Chief Seattle Reading

A reading adapted from the words of Chief Seattle

In 1855, U.S. President Franklin Pierce asked Chief Seattle, of the Duwamish tribe,
if his land could be purchased. The Chief wrote a letter in response. These are
excerpts from that letter.

“How can you buy or sell the sky — the warmth of the land? The idea is strange to
us. Yet we do not own the freshness of the air or the sparkle of the water. How
can you buy them from us? We will decide in our time. Every part of this earth is
sacred to my people. Every shining pine needle, every sandy shore, every mist in
the dark woods, every clearing, and every humming insect is holy in the memory
and experience of my people …

And what is there to life if one cannot hear the lovely cry of the whippoorwill or
the arguments of the frogs around a pond at night? The Indian prefers the soft
sound of the wind itself cleansed by a mid-day rain or scented by a pinõn pine:
The air is precious to the redman. For all things share the same breath – the
beasts, the trees, and the man …

If all the beasts were gone, humans would die from great loneliness of spirit, for
whatever happens to the beast also happens to the them …
All things are connected. Whatever befalls the earth befalls the sons and
daughters of the earth. One thing we know that the white man may one day
discover. Our God is the same God. You may think that you own God as you wish
to own our land, but you cannot. God is the Body of humankind whose
compassion is equal for the redman and the white. This earth is precious to God,
and to harm the earth is to heap contempt on its Creator …

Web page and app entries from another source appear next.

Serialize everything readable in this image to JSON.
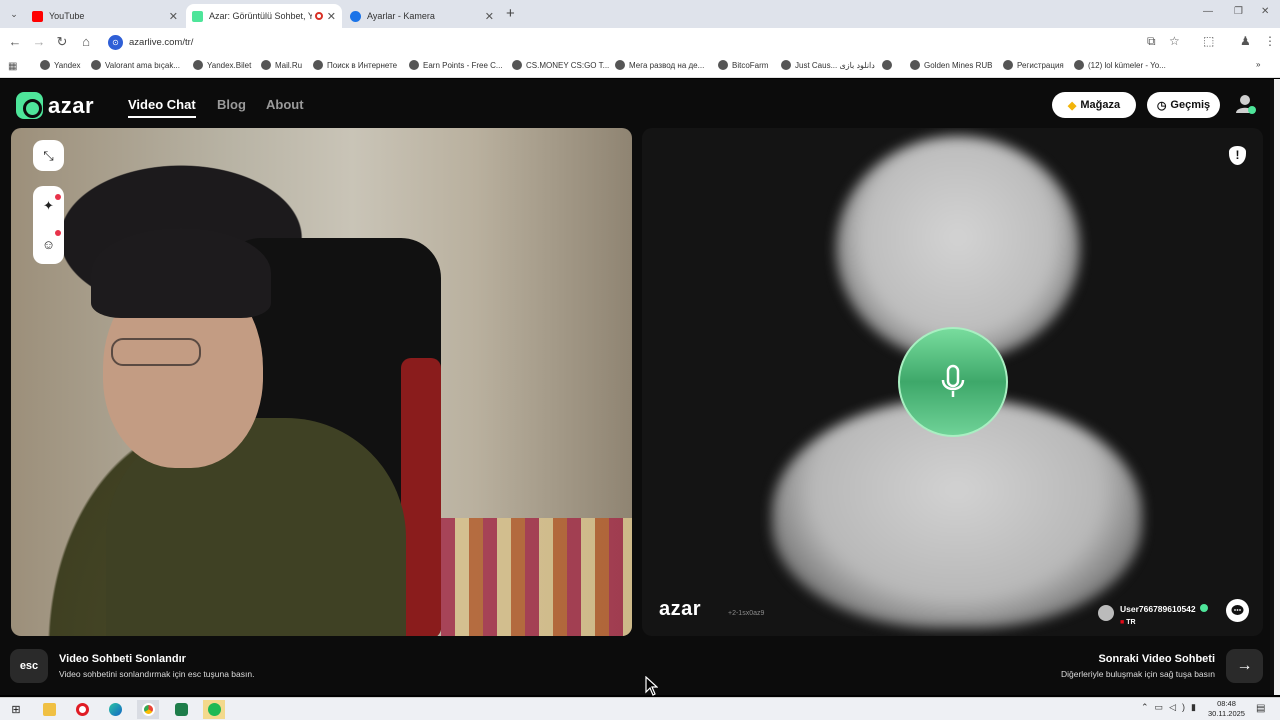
{
  "browser": {
    "tabs": [
      {
        "title": "YouTube",
        "active": false,
        "favicon_color": "#ff0000"
      },
      {
        "title": "Azar: Görüntülü Sohbet, Ye",
        "active": true,
        "favicon_color": "#4ee59a"
      },
      {
        "title": "Ayarlar - Kamera",
        "active": false,
        "favicon_color": "#1a73e8"
      }
    ],
    "url": "azarlive.com/tr/",
    "bookmarks": [
      "Yandex",
      "Valorant ama bıçak...",
      "Yandex.Bilet",
      "Mail.Ru",
      "Поиск в Интернете",
      "Earn Points - Free C...",
      "CS.MONEY CS:GO T...",
      "Мега развод на де...",
      "BitcoFarm",
      "Just Caus... دانلود بازی",
      "",
      "Golden Mines RUB",
      "Регистрация",
      "(12) lol kümeler - Yo..."
    ]
  },
  "azar": {
    "logo_text": "azar",
    "nav": {
      "video_chat": "Video Chat",
      "blog": "Blog",
      "about": "About"
    },
    "store_label": "Mağaza",
    "history_label": "Geçmiş",
    "remote": {
      "logo_text": "azar",
      "session_code": "+2-1sx0az9",
      "username": "User766789610542",
      "country": "TR"
    },
    "end_chat": {
      "key": "esc",
      "title": "Video Sohbeti Sonlandır",
      "description": "Video sohbetini sonlandırmak için esc tuşuna basın."
    },
    "next_chat": {
      "title": "Sonraki Video Sohbeti",
      "description": "Diğerleriyle buluşmak için sağ tuşa basın"
    },
    "accent_color": "#4ee59a"
  },
  "taskbar": {
    "time": "08:48",
    "date": "30.11.2025"
  }
}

If we sell you our land, love it as we have loved it. Care for it as we have cared for
it. Hold in your memory the way the land is as you take it. And with all your
strength, with all your might, and with all your heart — preserve it for your
children and love it as God loves us all. One thing we know — our God is the
same. This earth is precious to him. Even the white man cannot escape the
common destiny.

Adapted from the words of Chief Seattle